Hi! I’m so excited to be guest posting for the marvelous self-love guru and coach, Sarah Steckler. She definitely knows her stuff so if you want to be set in the direction to give yourself the utmost love, self-care and respect, learn more about her coaching ASAP!
We have very similar niches in that we both believe the thrust of positive change starts and ends with self- acceptance and most importantly self-love. Human beings have such a vast ability to extend and show love to others but often fall short when it comes to loving ourselves! Seems pretty illogical right? But, the more you can honor and respect yourself first, the more pure and unselfish your love will be for others.
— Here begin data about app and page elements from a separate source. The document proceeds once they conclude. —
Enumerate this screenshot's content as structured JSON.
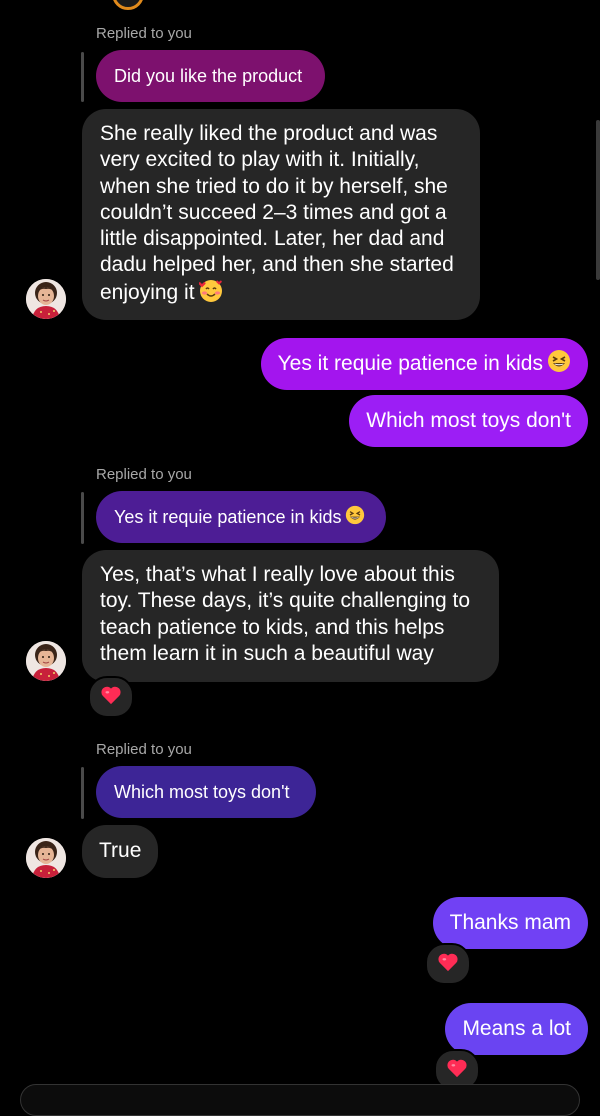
{
  "colors": {
    "background": "#000000",
    "incoming_bubble": "#262626",
    "reply_label": "#a8a8a8",
    "quote_1": "#7d116e",
    "quote_2": "#4d1d95",
    "quote_3": "#3d2596",
    "out_1": "#a315ee",
    "out_2": "#9c1ef5",
    "out_3": "#7141f4",
    "out_4": "#6a44f2",
    "reaction_heart": "#ff2c55"
  },
  "thread": {
    "reply_1": {
      "label": "Replied to you",
      "quoted": "Did you like the product",
      "message": "She really liked the product and was very excited to play with it. Initially, when she tried to do it by herself, she couldn’t succeed 2–3 times and got a little disappointed. Later, her dad and dadu helped her, and then she started enjoying it",
      "message_emoji": "smiling-face-with-hearts"
    },
    "outgoing_1": {
      "text": "Yes it requie patience in kids",
      "emoji": "grinning-squinting-face"
    },
    "outgoing_2": {
      "text": "Which most toys don't"
    },
    "reply_2": {
      "label": "Replied to you",
      "quoted": "Yes it requie patience in kids",
      "quoted_emoji": "grinning-squinting-face",
      "message": "Yes, that’s what I really love about this toy. These days, it’s quite challenging to teach patience to kids, and this helps them learn it in such a beautiful way",
      "reaction": "heart-icon"
    },
    "reply_3": {
      "label": "Replied to you",
      "quoted": "Which most toys don't",
      "message": "True"
    },
    "outgoing_3": {
      "text": "Thanks mam",
      "reaction": "heart-icon"
    },
    "outgoing_4": {
      "text": "Means a lot",
      "reaction": "heart-icon"
    }
  }
}
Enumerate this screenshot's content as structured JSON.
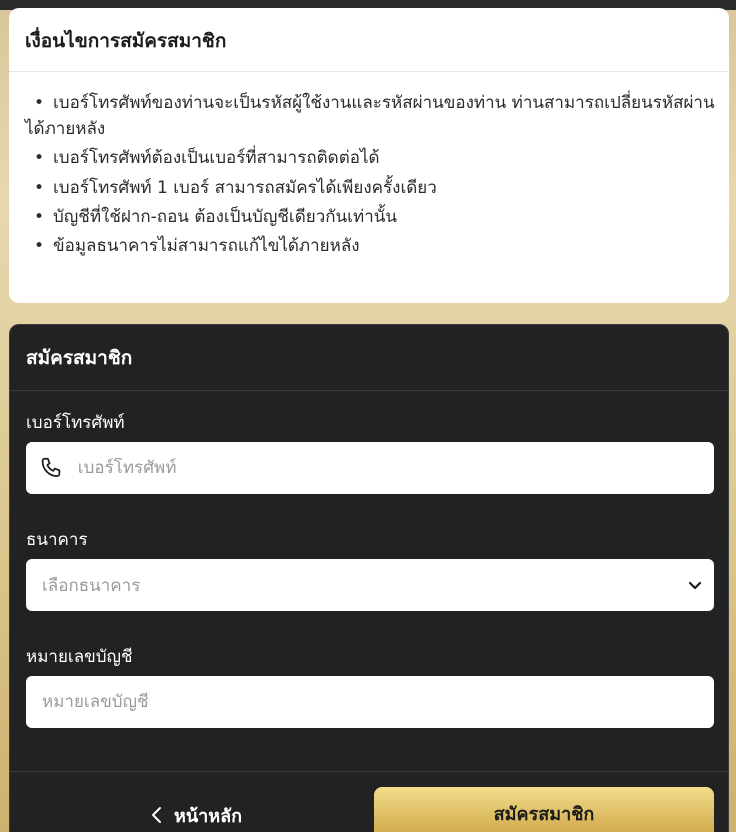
{
  "terms": {
    "title": "เงื่อนไขการสมัครสมาชิก",
    "bullet": "•",
    "items": [
      "เบอร์โทรศัพท์ของท่านจะเป็นรหัสผู้ใช้งานและรหัสผ่านของท่าน ท่านสามารถเปลี่ยนรหัสผ่านได้ภายหลัง",
      "เบอร์โทรศัพท์ต้องเป็นเบอร์ที่สามารถติดต่อได้",
      "เบอร์โทรศัพท์ 1 เบอร์ สามารถสมัครได้เพียงครั้งเดียว",
      "บัญชีที่ใช้ฝาก-ถอน ต้องเป็นบัญชีเดียวกันเท่านั้น",
      "ข้อมูลธนาคารไม่สามารถแก้ไขได้ภายหลัง"
    ]
  },
  "form": {
    "title": "สมัครสมาชิก",
    "phone": {
      "label": "เบอร์โทรศัพท์",
      "placeholder": "เบอร์โทรศัพท์",
      "value": "",
      "icon": "phone-icon"
    },
    "bank": {
      "label": "ธนาคาร",
      "placeholder": "เลือกธนาคาร",
      "icon": "chevron-down-icon"
    },
    "account": {
      "label": "หมายเลขบัญชี",
      "placeholder": "หมายเลขบัญชี",
      "value": ""
    },
    "back_label": "หน้าหลัก",
    "back_icon": "chevron-left-icon",
    "submit_label": "สมัครสมาชิก"
  },
  "colors": {
    "accent_gold": "#d9b65a",
    "panel_dark": "#232222",
    "page_bg": "#dcc991"
  }
}
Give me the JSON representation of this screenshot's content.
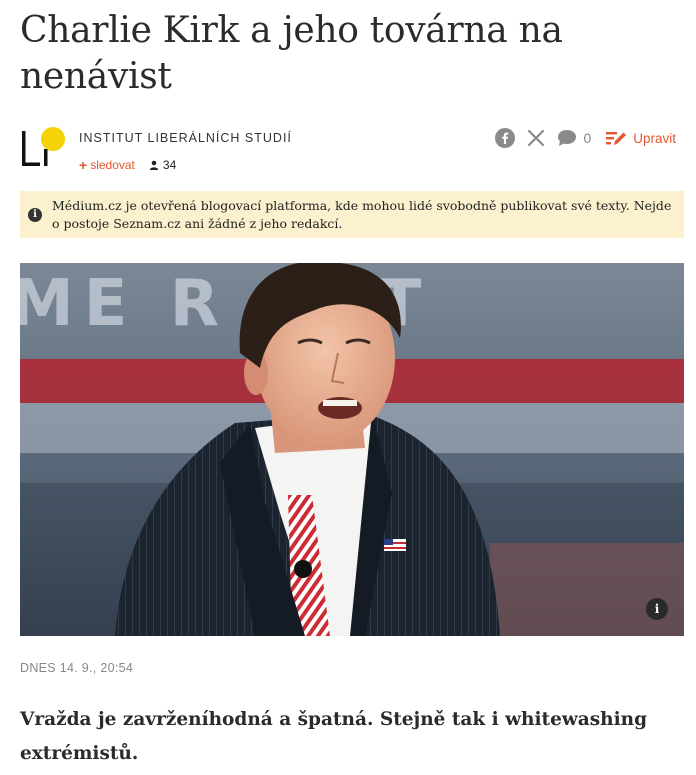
{
  "article": {
    "title": "Charlie Kirk a jeho továrna na nenávist",
    "date": "DNES 14. 9., 20:54",
    "lead": "Vražda je zavrženíhodná a špatná. Stejně tak i whitewashing extrémistů."
  },
  "author": {
    "name": "INSTITUT LIBERÁLNÍCH STUDIÍ",
    "follow_label": "sledovat",
    "followers": "34",
    "logo_letters": "LI"
  },
  "share": {
    "comment_count": "0",
    "edit_label": "Upravit",
    "icons": [
      "facebook-icon",
      "x-icon",
      "comment-icon",
      "edit-pen-icon"
    ]
  },
  "notice": {
    "icon": "i",
    "text": "Médium.cz je otevřená blogovací platforma, kde mohou lidé svobodně publikovat své texty. Nejde o postoje Seznam.cz ani žádné z jeho redakcí."
  },
  "hero": {
    "background_text": "ME  R  ACT",
    "info_label": "i"
  },
  "colors": {
    "accent": "#e6562f",
    "logo_yellow": "#f5d10a",
    "notice_bg": "#fbf1cf"
  }
}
In my practice, I focus on helping people love and accept their bodies, have a better relationship with food and learn exercise and movement that creates joy rather than it being a self-punishing mechanism to lose weight. Many clients I work with tell me they simply can’t or won’t love themselves until they are a certain size, certain weight or create some bodily ideal that is subjective only to them. That is a great burden to carry every day! It can lead to low-level chronic stress response, which creates stress chemistry in your body, inflammation and many other untoward side effects that only perpetuates the cycle of punishing exercise and yo-yo dieting.
Today, I’m going to talk about 6 unexpected or more unfamiliar ways you can move towards self-love and self-acceptance no matter what your size or where you are on your health journey. I’d love to hear your thoughts and in the comments section and please add some strategies you use for yourself as well!
1) Accept a compliment
Do you ever feel your face reddening with awkwardness when someone pays you a compliment? You stammer, you try to protest, you quickly return the compliment to get the focus off of yourself; all without realizing that accepting a compliment is a wonderful self-love technique. Let the compliment wash over you, accept the kindness and integrate the sentiment allowing yourself to believe what that person is telling you. It will be hard at first but worth it. And don’t forget, giving compliments make other people feel good too!
2) Do a gratefulness body scan
Many people with disordered eating or body image concerns stay in their heads rather than fully dropping into their bodies. We can berate ourselves constantly and touch different body parts in disgust. “If only, I had a flat tummy.” “When I get rid of this bubble butt, everything will be great.” Checking in with your body and finding ways to be grateful for each part can help get you on a path of love and acceptance. For instance, when I had children I had a difficult time accepting my new, flabbier, stomach. Now, when I lie in bed, I gently touch my tummy and thank it for carrying 3 beautiful children. Your body is amazing and each part was meant to do wonderful things that help you navigate the world. Chastising your arms for being flabby, for instance, undermines that those arms also hold your loved ones, carry groceries and reach up into Warrior 1 pose during yoga!
3) Create a mindfulness meditation practice.
You don’t have to be a Buddhist on top of a mountain in Bhutan to practice mindfulness! There are over 400 studies showing how mindfulness and meditation can help everything from binge eating disorder to pain reduction. Allowing yourself to be fully aware in the present, right now, rather than lamenting the past or worrying about the future is the ultimate gift of love to yourself. The present, after all, is the only tangible thing we really have.
4) Allow yourself to experience pleasure in your eating
We have been inculcated in our culture to believing that food has morality. This food is “good’ and this food is “bad.” If I indulge in a “sinful” dessert than I should feel shameful for doing so and deny myself pleasure. Human beings are designed to seek pleasure and avoid pain. It seems absurd to me that we can’t invite pleasure in our eating experience. To me, truly enjoying, slowing down and savoring a food choice is the ultimate act of self-love. It allows you to digest better, assimilate nutrients better, and have a better sense of when you are naturally full and so much more. Visit this post to learn more about being a dietary detective.
5) Try an exercise class that is totally out there: one that you know you will love.
Too many of us exercise because we feel we have to, rather than moving for the pure joy of it. I gave up the elliptical years ago because, while it helped me burn many calories the cost was simply too high. I was bored, burnt out and dreaded going to the gym. Now that I have found yoga and kettlebells, I always look forward to exercising and that is extremely empowering! Whether it’s dance, hiking, bowling, Zumba or acro-yoga – find what you love and give yourself that beautiful gift of movement.
6) Challenge yourself and step out on that skinny branch
You know that amazing feeling when you have accomplished something you never thought you could – that rush, pride, and warmth that emanates from within, is…you guessed it…. self-love! Doing something out of your comfort zone requires trusting yourself and courage. If it's uncommon for you to push yourself in this way, start slow, with conquering just a small fear and go from there.
If you’d like to learn more about Eating Psychology Coaching and more about how I work with clients, please visit my website at www.jennyedencoaching.com. Thank you, Sarah, for sharing the love!
Wife, mother of three spirited girls, a Health Coach and Eating Psychology Coach. Jenny is passionate about helping people attain a beautiful relationship with food, body and self. She's an adventurer at heart, restless to learn new things and curious about people. Jenny loves yoga, cooking, entertaining, taking improv classes and generally relishing everything life has to offer.